I think the last 3 are used with "accusative", whatever that may mean.

Once upon a time, I wrote a post about this complete riddiculousness of the Polish language:
http://alwaysabroad.wordpress.com/2005/03/28/4-to/

Hey, I'm just glad I grew up speaking this language and don't have to learn it as an adult. It's a crazy language, folks.

Anonymous said...

http://warsawtoparis.blogspot.com/

maybe you find it interesting...

wiedźma said...

Hi Pinolona and everyone ;P This problem makes me crazy as well but at English ;) How I have to know when someone tells me "can`t" he don`t mean "count"? And why you read these 2 words exactly the same? They looks different, I don`t understand why ;(
[A z tymi mountains w polskim jezyku to jest jeszcze liczba mnoga w dopełniaczu (kogo? czego?)- tych GÓR ]

pinolona said...

Oh wow this is super-cool! We should start a forum.

Kinuk: Would you definitely translate it as 'to' in all those circumstances though? e.g. I go to a cafe but for a coffee; to the cinema for a film, etc.
(The accusative (apparently) is when a noun is the object of the sentence.
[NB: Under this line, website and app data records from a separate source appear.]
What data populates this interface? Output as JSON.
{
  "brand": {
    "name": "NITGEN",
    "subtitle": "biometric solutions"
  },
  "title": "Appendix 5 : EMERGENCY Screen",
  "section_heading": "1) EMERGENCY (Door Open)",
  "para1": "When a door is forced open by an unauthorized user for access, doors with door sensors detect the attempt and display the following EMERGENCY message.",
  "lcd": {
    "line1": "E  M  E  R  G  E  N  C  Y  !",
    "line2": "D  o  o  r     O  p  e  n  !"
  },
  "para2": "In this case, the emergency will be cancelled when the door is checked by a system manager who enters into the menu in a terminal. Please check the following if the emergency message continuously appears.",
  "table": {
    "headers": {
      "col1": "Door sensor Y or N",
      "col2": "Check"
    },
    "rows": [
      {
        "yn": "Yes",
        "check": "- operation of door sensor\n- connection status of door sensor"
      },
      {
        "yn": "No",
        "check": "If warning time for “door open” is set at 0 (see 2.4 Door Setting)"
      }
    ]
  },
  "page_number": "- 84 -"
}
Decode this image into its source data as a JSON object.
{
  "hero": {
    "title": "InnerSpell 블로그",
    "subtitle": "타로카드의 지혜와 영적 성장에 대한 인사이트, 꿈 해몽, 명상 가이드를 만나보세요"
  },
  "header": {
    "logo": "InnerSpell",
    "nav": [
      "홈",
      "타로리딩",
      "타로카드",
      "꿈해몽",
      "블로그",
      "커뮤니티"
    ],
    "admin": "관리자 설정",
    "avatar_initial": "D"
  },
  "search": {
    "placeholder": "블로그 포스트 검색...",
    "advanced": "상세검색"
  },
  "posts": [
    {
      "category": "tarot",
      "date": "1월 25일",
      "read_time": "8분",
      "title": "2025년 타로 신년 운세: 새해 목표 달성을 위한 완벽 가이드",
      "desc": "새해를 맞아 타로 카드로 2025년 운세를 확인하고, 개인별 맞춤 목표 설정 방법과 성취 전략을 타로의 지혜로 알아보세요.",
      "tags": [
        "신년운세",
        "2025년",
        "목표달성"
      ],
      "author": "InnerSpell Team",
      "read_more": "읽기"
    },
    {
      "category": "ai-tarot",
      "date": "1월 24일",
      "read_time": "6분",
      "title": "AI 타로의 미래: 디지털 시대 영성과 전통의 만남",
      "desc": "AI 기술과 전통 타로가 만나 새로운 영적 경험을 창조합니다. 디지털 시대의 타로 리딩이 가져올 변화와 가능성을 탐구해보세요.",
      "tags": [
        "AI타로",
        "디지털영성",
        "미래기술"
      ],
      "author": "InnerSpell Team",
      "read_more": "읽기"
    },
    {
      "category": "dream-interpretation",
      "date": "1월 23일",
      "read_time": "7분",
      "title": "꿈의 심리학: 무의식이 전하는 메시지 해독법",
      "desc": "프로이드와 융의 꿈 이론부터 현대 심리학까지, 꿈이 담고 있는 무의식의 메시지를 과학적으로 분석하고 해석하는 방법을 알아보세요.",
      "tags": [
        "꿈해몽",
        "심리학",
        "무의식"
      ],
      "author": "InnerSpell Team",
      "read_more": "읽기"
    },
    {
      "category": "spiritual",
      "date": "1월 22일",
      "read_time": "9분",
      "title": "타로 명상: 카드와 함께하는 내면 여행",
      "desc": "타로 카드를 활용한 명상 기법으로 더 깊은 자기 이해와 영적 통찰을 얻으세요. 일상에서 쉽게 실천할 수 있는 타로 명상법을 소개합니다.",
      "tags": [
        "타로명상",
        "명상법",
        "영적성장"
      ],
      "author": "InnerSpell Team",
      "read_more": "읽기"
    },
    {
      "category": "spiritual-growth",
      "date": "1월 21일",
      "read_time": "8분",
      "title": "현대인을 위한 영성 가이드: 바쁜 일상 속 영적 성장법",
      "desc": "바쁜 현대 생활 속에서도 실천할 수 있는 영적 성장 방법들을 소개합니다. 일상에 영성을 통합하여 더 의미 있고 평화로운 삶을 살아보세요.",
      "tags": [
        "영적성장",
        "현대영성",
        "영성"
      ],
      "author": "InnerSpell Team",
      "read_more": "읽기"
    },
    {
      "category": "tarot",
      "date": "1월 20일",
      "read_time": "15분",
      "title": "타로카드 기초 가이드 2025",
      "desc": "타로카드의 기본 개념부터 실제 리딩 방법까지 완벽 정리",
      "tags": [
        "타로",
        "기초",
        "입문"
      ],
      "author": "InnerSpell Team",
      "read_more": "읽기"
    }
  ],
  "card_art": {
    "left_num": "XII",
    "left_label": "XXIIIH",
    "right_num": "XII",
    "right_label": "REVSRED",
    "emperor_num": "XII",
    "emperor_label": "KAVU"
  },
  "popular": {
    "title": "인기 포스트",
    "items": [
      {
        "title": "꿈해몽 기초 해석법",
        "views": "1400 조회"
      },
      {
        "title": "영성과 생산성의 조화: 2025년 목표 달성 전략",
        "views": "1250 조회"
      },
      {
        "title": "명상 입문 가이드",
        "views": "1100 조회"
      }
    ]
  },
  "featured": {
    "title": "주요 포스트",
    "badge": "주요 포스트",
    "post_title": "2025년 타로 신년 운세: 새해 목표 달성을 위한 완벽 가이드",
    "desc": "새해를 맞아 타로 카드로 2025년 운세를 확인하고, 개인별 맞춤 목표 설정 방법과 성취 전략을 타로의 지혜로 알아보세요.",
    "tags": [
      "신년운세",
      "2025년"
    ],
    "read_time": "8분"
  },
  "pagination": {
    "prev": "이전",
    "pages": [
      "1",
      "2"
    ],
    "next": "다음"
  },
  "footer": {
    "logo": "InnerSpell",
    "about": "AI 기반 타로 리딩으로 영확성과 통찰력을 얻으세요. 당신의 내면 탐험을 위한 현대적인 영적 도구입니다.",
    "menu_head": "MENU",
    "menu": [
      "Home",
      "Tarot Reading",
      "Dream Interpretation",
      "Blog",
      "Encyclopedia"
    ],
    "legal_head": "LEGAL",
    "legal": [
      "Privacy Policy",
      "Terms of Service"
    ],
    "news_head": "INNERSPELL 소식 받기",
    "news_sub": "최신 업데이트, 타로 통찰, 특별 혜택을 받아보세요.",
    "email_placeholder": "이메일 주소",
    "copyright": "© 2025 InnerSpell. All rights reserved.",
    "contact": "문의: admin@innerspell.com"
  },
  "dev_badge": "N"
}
I have a brother. I like my dog. I ask for a coffee.)

Our Polish teacher said you can be 'na piwie' which means 'having a beer' as opposed to 'floating in beer'. Unfortunately neither of those states occur during lessons. It'd be a pretty cool language school if they did.


Anonymous: ahead of the game on you here, I already know it (long periods of boredom at work in the afternoon).

Wiedzma: I don't pronounce 'can't' and 'count' the same way.
Because I'm posh (!) I use a long 'a' in 'can't' (like 'car' without the 'r') and then count is prounced sort of like 'kaunt'. If that makes any sense. English grammar is easy enough, it's the regional variations in pronounciation that are the fun part.
(czy mogę powiedzić: 'nie lubię gór'? albo n.p. 'nie ma gór w Anglii'?)

wiedźma said...

(czy mogę powiedzić: 'nie lubię gór'? albo n.p. 'nie ma gór w Anglii'?)- to jest poprawna forma gramatyczna :))) Napisałaś to bardzo dobrze :) I hope my writing English is half like yours polish ;P
And I definitely agree with you about how difficulty polish grammar is. Horribly !

Kinuk said...

No, not all. That's the beauty (?) of it! But I would say "na koncert", "na wystawe", "na premiere". Of course "na piwo" and "na kawe" or "na kolacje" don't translate to "to", as you pointed out.

Regardless of how you look at it, it's still ridiculous to have 4 words designating movement towards something or a destination as well as 7 cases and nouns that change their endings depending on their role and the case they're in.

pinolona said...

true... there's a sort of beauty in the complexity of it all though...